◆ Records supplied ◆
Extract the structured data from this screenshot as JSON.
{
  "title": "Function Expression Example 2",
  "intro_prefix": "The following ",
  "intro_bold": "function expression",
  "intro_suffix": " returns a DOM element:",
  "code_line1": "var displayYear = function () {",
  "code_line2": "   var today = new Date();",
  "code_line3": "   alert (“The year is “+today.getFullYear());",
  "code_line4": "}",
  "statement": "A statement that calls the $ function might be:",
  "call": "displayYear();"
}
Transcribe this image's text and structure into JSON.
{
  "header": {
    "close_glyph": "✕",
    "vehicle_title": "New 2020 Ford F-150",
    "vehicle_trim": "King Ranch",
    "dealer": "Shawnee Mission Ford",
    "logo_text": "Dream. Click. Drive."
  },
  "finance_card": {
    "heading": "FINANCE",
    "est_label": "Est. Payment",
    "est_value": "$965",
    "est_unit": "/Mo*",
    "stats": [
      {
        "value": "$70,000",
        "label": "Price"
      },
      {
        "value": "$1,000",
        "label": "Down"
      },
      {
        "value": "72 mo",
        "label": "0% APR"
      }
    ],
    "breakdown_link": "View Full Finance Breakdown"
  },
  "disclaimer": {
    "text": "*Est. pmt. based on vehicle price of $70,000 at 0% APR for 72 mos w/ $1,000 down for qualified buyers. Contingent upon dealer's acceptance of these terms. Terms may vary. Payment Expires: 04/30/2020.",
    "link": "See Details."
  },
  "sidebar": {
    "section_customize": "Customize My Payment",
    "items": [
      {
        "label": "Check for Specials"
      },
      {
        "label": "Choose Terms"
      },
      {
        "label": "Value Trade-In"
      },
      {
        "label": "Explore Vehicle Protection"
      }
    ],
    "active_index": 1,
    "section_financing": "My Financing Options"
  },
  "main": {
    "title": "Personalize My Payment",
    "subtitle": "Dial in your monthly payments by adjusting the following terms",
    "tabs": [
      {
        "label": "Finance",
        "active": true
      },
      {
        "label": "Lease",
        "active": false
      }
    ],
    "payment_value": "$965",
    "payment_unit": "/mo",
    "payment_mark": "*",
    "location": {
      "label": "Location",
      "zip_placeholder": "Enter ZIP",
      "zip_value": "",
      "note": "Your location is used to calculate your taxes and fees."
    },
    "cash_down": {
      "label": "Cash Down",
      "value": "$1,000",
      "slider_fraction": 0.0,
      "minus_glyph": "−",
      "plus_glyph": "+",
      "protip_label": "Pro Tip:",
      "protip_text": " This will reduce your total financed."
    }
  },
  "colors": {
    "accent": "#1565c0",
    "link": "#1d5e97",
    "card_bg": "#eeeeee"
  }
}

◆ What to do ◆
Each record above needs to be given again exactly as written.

◆ Answer box ◆
Extract the structured data from this screenshot as JSON.
{
  "title": "Function Expression Example 2",
  "intro_prefix": "The following ",
  "intro_bold": "function expression",
  "intro_suffix": " returns a DOM element:",
  "code_line1": "var displayYear = function () {",
  "code_line2": "   var today = new Date();",
  "code_line3": "   alert (“The year is “+today.getFullYear());",
  "code_line4": "}",
  "statement": "A statement that calls the $ function might be:",
  "call": "displayYear();"
}
Transcribe this image's text and structure into JSON.
{
  "header": {
    "close_glyph": "✕",
    "vehicle_title": "New 2020 Ford F-150",
    "vehicle_trim": "King Ranch",
    "dealer": "Shawnee Mission Ford",
    "logo_text": "Dream. Click. Drive."
  },
  "finance_card": {
    "heading": "FINANCE",
    "est_label": "Est. Payment",
    "est_value": "$965",
    "est_unit": "/Mo*",
    "stats": [
      {
        "value": "$70,000",
        "label": "Price"
      },
      {
        "value": "$1,000",
        "label": "Down"
      },
      {
        "value": "72 mo",
        "label": "0% APR"
      }
    ],
    "breakdown_link": "View Full Finance Breakdown"
  },
  "disclaimer": {
    "text": "*Est. pmt. based on vehicle price of $70,000 at 0% APR for 72 mos w/ $1,000 down for qualified buyers. Contingent upon dealer's acceptance of these terms. Terms may vary. Payment Expires: 04/30/2020.",
    "link": "See Details."
  },
  "sidebar": {
    "section_customize": "Customize My Payment",
    "items": [
      {
        "label": "Check for Specials"
      },
      {
        "label": "Choose Terms"
      },
      {
        "label": "Value Trade-In"
      },
      {
        "label": "Explore Vehicle Protection"
      }
    ],
    "active_index": 1,
    "section_financing": "My Financing Options"
  },
  "main": {
    "title": "Personalize My Payment",
    "subtitle": "Dial in your monthly payments by adjusting the following terms",
    "tabs": [
      {
        "label": "Finance",
        "active": true
      },
      {
        "label": "Lease",
        "active": false
      }
    ],
    "payment_value": "$965",
    "payment_unit": "/mo",
    "payment_mark": "*",
    "location": {
      "label": "Location",
      "zip_placeholder": "Enter ZIP",
      "zip_value": "",
      "note": "Your location is used to calculate your taxes and fees."
    },
    "cash_down": {
      "label": "Cash Down",
      "value": "$1,000",
      "slider_fraction": 0.0,
      "minus_glyph": "−",
      "plus_glyph": "+",
      "protip_label": "Pro Tip:",
      "protip_text": " This will reduce your total financed."
    }
  },
  "colors": {
    "accent": "#1565c0",
    "link": "#1d5e97",
    "card_bg": "#eeeeee"
  }
}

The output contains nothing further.